An exact copy of every record, without the pictures, is what should come back.

START The input

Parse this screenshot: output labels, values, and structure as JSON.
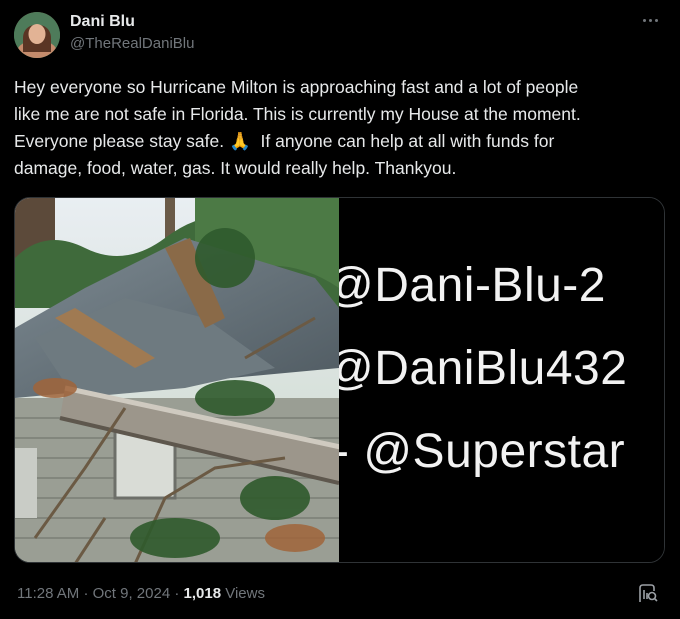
{
  "author": {
    "display_name": "Dani Blu",
    "handle": "@TheRealDaniBlu"
  },
  "tweet": {
    "text": "Hey everyone so Hurricane Milton is approaching fast and a lot of people\nlike me are not safe in Florida. This is currently my House at the moment.\nEveryone please stay safe. 🙏  If anyone can help at all with funds for\ndamage, food, water, gas. It would really help. Thankyou."
  },
  "media": {
    "caption_lines": [
      "@Dani-Blu-2",
      "@DaniBlu432",
      "- @Superstar"
    ]
  },
  "meta": {
    "time": "11:28 AM",
    "date": "Oct 9, 2024",
    "views_count": "1,018",
    "views_label": "Views"
  },
  "icons": {
    "more": "more-dots-icon",
    "stats": "analytics-icon"
  }
}
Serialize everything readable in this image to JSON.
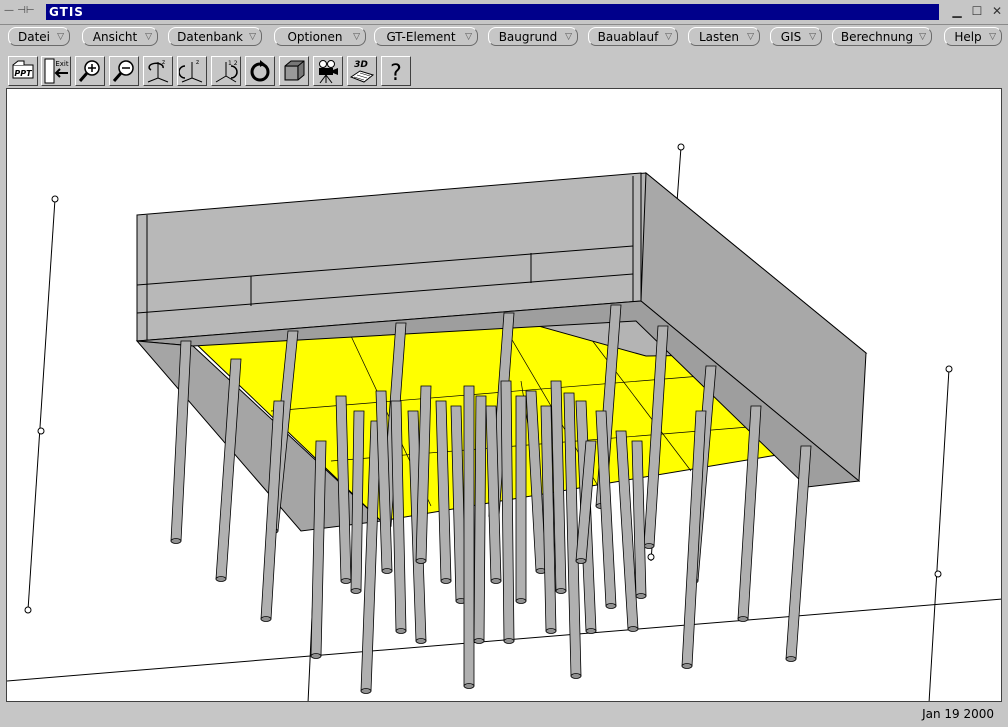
{
  "window": {
    "title": "GTIS",
    "sysmenu_glyph": "— ⊣⊢"
  },
  "menu": [
    {
      "label": "Datei"
    },
    {
      "label": "Ansicht"
    },
    {
      "label": "Datenbank"
    },
    {
      "label": "Optionen"
    },
    {
      "label": "GT-Element"
    },
    {
      "label": "Baugrund"
    },
    {
      "label": "Bauablauf"
    },
    {
      "label": "Lasten"
    },
    {
      "label": "GIS"
    },
    {
      "label": "Berechnung"
    },
    {
      "label": "Help"
    }
  ],
  "toolbar": {
    "tools": [
      {
        "name": "ppt-icon",
        "text": "PPT"
      },
      {
        "name": "exit-icon",
        "text": "Exit"
      },
      {
        "name": "zoom-in-icon",
        "text": ""
      },
      {
        "name": "zoom-out-icon",
        "text": ""
      },
      {
        "name": "rotate-xy-icon",
        "text": ""
      },
      {
        "name": "rotate-z-icon",
        "text": ""
      },
      {
        "name": "rotate-axes-icon",
        "text": ""
      },
      {
        "name": "reset-view-icon",
        "text": ""
      },
      {
        "name": "shade-box-icon",
        "text": ""
      },
      {
        "name": "camera-icon",
        "text": ""
      },
      {
        "name": "3d-view-icon",
        "text": "3D"
      },
      {
        "name": "help-icon",
        "text": "?"
      }
    ]
  },
  "status": {
    "date": "Jan 19 2000"
  },
  "colors": {
    "title_bg": "#00008b",
    "slab": "#b4b4b4",
    "yellow": "#ffff00"
  }
}
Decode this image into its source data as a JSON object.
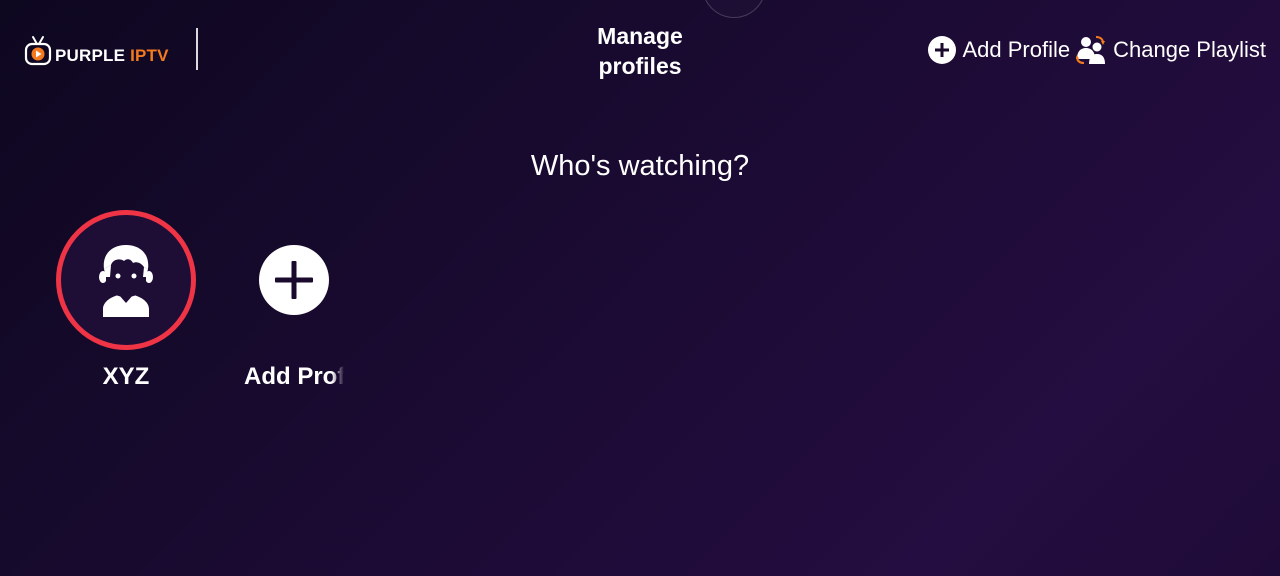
{
  "brand": {
    "name_part1": "PURPLE ",
    "name_part2": "IPTV",
    "accent_color": "#f47a1f",
    "icon": "tv-icon"
  },
  "header": {
    "title": "Manage\nprofiles",
    "actions": [
      {
        "label": "Add Profile",
        "icon": "add-circle-icon"
      },
      {
        "label": "Change Playlist",
        "icon": "switch-users-icon"
      }
    ]
  },
  "main": {
    "heading": "Who's watching?",
    "profiles": [
      {
        "name": "XYZ",
        "icon": "user-avatar-icon",
        "selected": true,
        "highlight_color": "#ef3446"
      },
      {
        "name": "Add Profile",
        "icon": "add-circle-icon"
      }
    ]
  }
}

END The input

Answer section =>
Parse this screenshot: output labels, values, and structure as JSON.
{
  "author": {
    "display_name": "Dani Blu",
    "handle": "@TheRealDaniBlu"
  },
  "tweet": {
    "text": "Hey everyone so Hurricane Milton is approaching fast and a lot of people\nlike me are not safe in Florida. This is currently my House at the moment.\nEveryone please stay safe. 🙏  If anyone can help at all with funds for\ndamage, food, water, gas. It would really help. Thankyou."
  },
  "media": {
    "caption_lines": [
      "@Dani-Blu-2",
      "@DaniBlu432",
      "- @Superstar"
    ]
  },
  "meta": {
    "time": "11:28 AM",
    "date": "Oct 9, 2024",
    "views_count": "1,018",
    "views_label": "Views"
  },
  "icons": {
    "more": "more-dots-icon",
    "stats": "analytics-icon"
  }
}
Serialize everything readable in this image to JSON.
{
  "window": {
    "title": "GTIS",
    "sysmenu_glyph": "— ⊣⊢"
  },
  "menu": [
    {
      "label": "Datei"
    },
    {
      "label": "Ansicht"
    },
    {
      "label": "Datenbank"
    },
    {
      "label": "Optionen"
    },
    {
      "label": "GT-Element"
    },
    {
      "label": "Baugrund"
    },
    {
      "label": "Bauablauf"
    },
    {
      "label": "Lasten"
    },
    {
      "label": "GIS"
    },
    {
      "label": "Berechnung"
    },
    {
      "label": "Help"
    }
  ],
  "toolbar": {
    "tools": [
      {
        "name": "ppt-icon",
        "text": "PPT"
      },
      {
        "name": "exit-icon",
        "text": "Exit"
      },
      {
        "name": "zoom-in-icon",
        "text": ""
      },
      {
        "name": "zoom-out-icon",
        "text": ""
      },
      {
        "name": "rotate-xy-icon",
        "text": ""
      },
      {
        "name": "rotate-z-icon",
        "text": ""
      },
      {
        "name": "rotate-axes-icon",
        "text": ""
      },
      {
        "name": "reset-view-icon",
        "text": ""
      },
      {
        "name": "shade-box-icon",
        "text": ""
      },
      {
        "name": "camera-icon",
        "text": ""
      },
      {
        "name": "3d-view-icon",
        "text": "3D"
      },
      {
        "name": "help-icon",
        "text": "?"
      }
    ]
  },
  "status": {
    "date": "Jan 19 2000"
  },
  "colors": {
    "title_bg": "#00008b",
    "slab": "#b4b4b4",
    "yellow": "#ffff00"
  }
}
Decode this image into its source data as a JSON object.
{
  "brand": {
    "name_part1": "PURPLE ",
    "name_part2": "IPTV",
    "accent_color": "#f47a1f",
    "icon": "tv-icon"
  },
  "header": {
    "title": "Manage\nprofiles",
    "actions": [
      {
        "label": "Add Profile",
        "icon": "add-circle-icon"
      },
      {
        "label": "Change Playlist",
        "icon": "switch-users-icon"
      }
    ]
  },
  "main": {
    "heading": "Who's watching?",
    "profiles": [
      {
        "name": "XYZ",
        "icon": "user-avatar-icon",
        "selected": true,
        "highlight_color": "#ef3446"
      },
      {
        "name": "Add Profile",
        "icon": "add-circle-icon"
      }
    ]
  }
}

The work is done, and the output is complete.